Problem: The job is to output each record exactly as it stands, pictures excluded.

Extracted data:
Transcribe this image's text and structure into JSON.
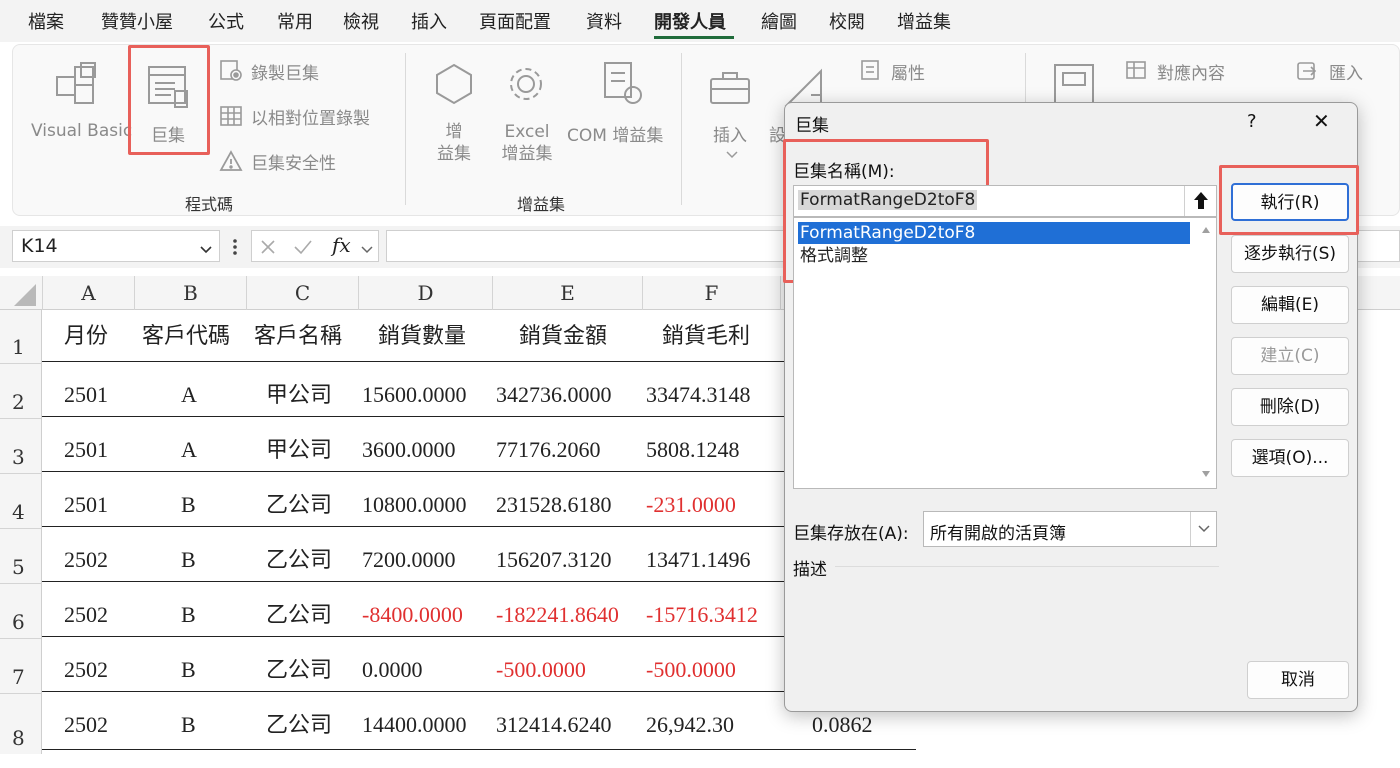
{
  "menu": {
    "tabs": [
      "檔案",
      "贊贊小屋",
      "公式",
      "常用",
      "檢視",
      "插入",
      "頁面配置",
      "資料",
      "開發人員",
      "繪圖",
      "校閱",
      "增益集"
    ],
    "active_tab": "開發人員"
  },
  "ribbon": {
    "visual_basic": "Visual Basic",
    "macros": "巨集",
    "record_macro": "錄製巨集",
    "relative_ref": "以相對位置錄製",
    "macro_security": "巨集安全性",
    "group_code": "程式碼",
    "addins_line1": "增",
    "addins_line2": "益集",
    "excel_addins_line1": "Excel",
    "excel_addins_line2": "增益集",
    "com_addins": "COM 增益集",
    "group_addins": "增益集",
    "insert": "插入",
    "design_partial": "設",
    "properties": "屬性",
    "map_properties": "對應內容",
    "import": "匯入"
  },
  "formula_bar": {
    "name_box": "K14",
    "fx": "fx",
    "formula": ""
  },
  "grid": {
    "columns": [
      "A",
      "B",
      "C",
      "D",
      "E",
      "F"
    ],
    "row_numbers": [
      "1",
      "2",
      "3",
      "4",
      "5",
      "6",
      "7",
      "8"
    ],
    "header_row": [
      "月份",
      "客戶代碼",
      "客戶名稱",
      "銷貨數量",
      "銷貨金額",
      "銷貨毛利"
    ],
    "rows": [
      [
        "2501",
        "A",
        "甲公司",
        "15600.0000",
        "342736.0000",
        "33474.3148",
        ""
      ],
      [
        "2501",
        "A",
        "甲公司",
        "3600.0000",
        "77176.2060",
        "5808.1248",
        ""
      ],
      [
        "2501",
        "B",
        "乙公司",
        "10800.0000",
        "231528.6180",
        "-231.0000",
        ""
      ],
      [
        "2502",
        "B",
        "乙公司",
        "7200.0000",
        "156207.3120",
        "13471.1496",
        ""
      ],
      [
        "2502",
        "B",
        "乙公司",
        "-8400.0000",
        "-182241.8640",
        "-15716.3412",
        ""
      ],
      [
        "2502",
        "B",
        "乙公司",
        "0.0000",
        "-500.0000",
        "-500.0000",
        ""
      ],
      [
        "2502",
        "B",
        "乙公司",
        "14400.0000",
        "312414.6240",
        "26,942.30",
        "0.0862"
      ]
    ],
    "negative_color": "#e03030"
  },
  "dialog": {
    "title": "巨集",
    "help": "?",
    "close": "✕",
    "name_label": "巨集名稱(M):",
    "name_value": "FormatRangeD2toF8",
    "list": [
      "FormatRangeD2toF8",
      "格式調整"
    ],
    "selected_index": 0,
    "buttons": {
      "run": "執行(R)",
      "step": "逐步執行(S)",
      "edit": "編輯(E)",
      "create": "建立(C)",
      "delete": "刪除(D)",
      "options": "選項(O)...",
      "cancel": "取消"
    },
    "location_label": "巨集存放在(A):",
    "location_value": "所有開啟的活頁簿",
    "description_label": "描述",
    "accent_color": "#1f6fd6",
    "highlight_color": "#e8605a"
  }
}
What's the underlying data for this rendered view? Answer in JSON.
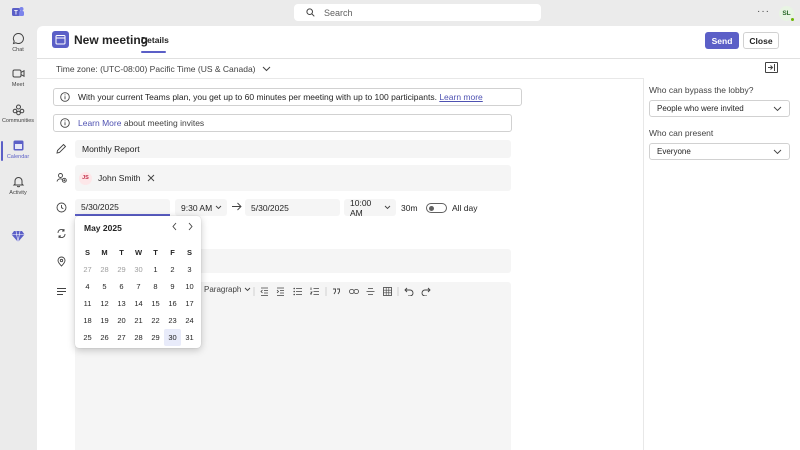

Answer space:
Transcribe this image's text and structure into JSON.
{
  "menu": {
    "tabs": [
      "檔案",
      "贊贊小屋",
      "公式",
      "常用",
      "檢視",
      "插入",
      "頁面配置",
      "資料",
      "開發人員",
      "繪圖",
      "校閱",
      "增益集"
    ],
    "active_tab": "開發人員"
  },
  "ribbon": {
    "visual_basic": "Visual Basic",
    "macros": "巨集",
    "record_macro": "錄製巨集",
    "relative_ref": "以相對位置錄製",
    "macro_security": "巨集安全性",
    "group_code": "程式碼",
    "addins_line1": "增",
    "addins_line2": "益集",
    "excel_addins_line1": "Excel",
    "excel_addins_line2": "增益集",
    "com_addins": "COM 增益集",
    "group_addins": "增益集",
    "insert": "插入",
    "design_partial": "設",
    "properties": "屬性",
    "map_properties": "對應內容",
    "import": "匯入"
  },
  "formula_bar": {
    "name_box": "K14",
    "fx": "fx",
    "formula": ""
  },
  "grid": {
    "columns": [
      "A",
      "B",
      "C",
      "D",
      "E",
      "F"
    ],
    "row_numbers": [
      "1",
      "2",
      "3",
      "4",
      "5",
      "6",
      "7",
      "8"
    ],
    "header_row": [
      "月份",
      "客戶代碼",
      "客戶名稱",
      "銷貨數量",
      "銷貨金額",
      "銷貨毛利"
    ],
    "rows": [
      [
        "2501",
        "A",
        "甲公司",
        "15600.0000",
        "342736.0000",
        "33474.3148",
        ""
      ],
      [
        "2501",
        "A",
        "甲公司",
        "3600.0000",
        "77176.2060",
        "5808.1248",
        ""
      ],
      [
        "2501",
        "B",
        "乙公司",
        "10800.0000",
        "231528.6180",
        "-231.0000",
        ""
      ],
      [
        "2502",
        "B",
        "乙公司",
        "7200.0000",
        "156207.3120",
        "13471.1496",
        ""
      ],
      [
        "2502",
        "B",
        "乙公司",
        "-8400.0000",
        "-182241.8640",
        "-15716.3412",
        ""
      ],
      [
        "2502",
        "B",
        "乙公司",
        "0.0000",
        "-500.0000",
        "-500.0000",
        ""
      ],
      [
        "2502",
        "B",
        "乙公司",
        "14400.0000",
        "312414.6240",
        "26,942.30",
        "0.0862"
      ]
    ],
    "negative_color": "#e03030"
  },
  "dialog": {
    "title": "巨集",
    "help": "?",
    "close": "✕",
    "name_label": "巨集名稱(M):",
    "name_value": "FormatRangeD2toF8",
    "list": [
      "FormatRangeD2toF8",
      "格式調整"
    ],
    "selected_index": 0,
    "buttons": {
      "run": "執行(R)",
      "step": "逐步執行(S)",
      "edit": "編輯(E)",
      "create": "建立(C)",
      "delete": "刪除(D)",
      "options": "選項(O)...",
      "cancel": "取消"
    },
    "location_label": "巨集存放在(A):",
    "location_value": "所有開啟的活頁簿",
    "description_label": "描述",
    "accent_color": "#1f6fd6",
    "highlight_color": "#e8605a"
  }
}
What's the underlying data for this rendered view? Answer in JSON.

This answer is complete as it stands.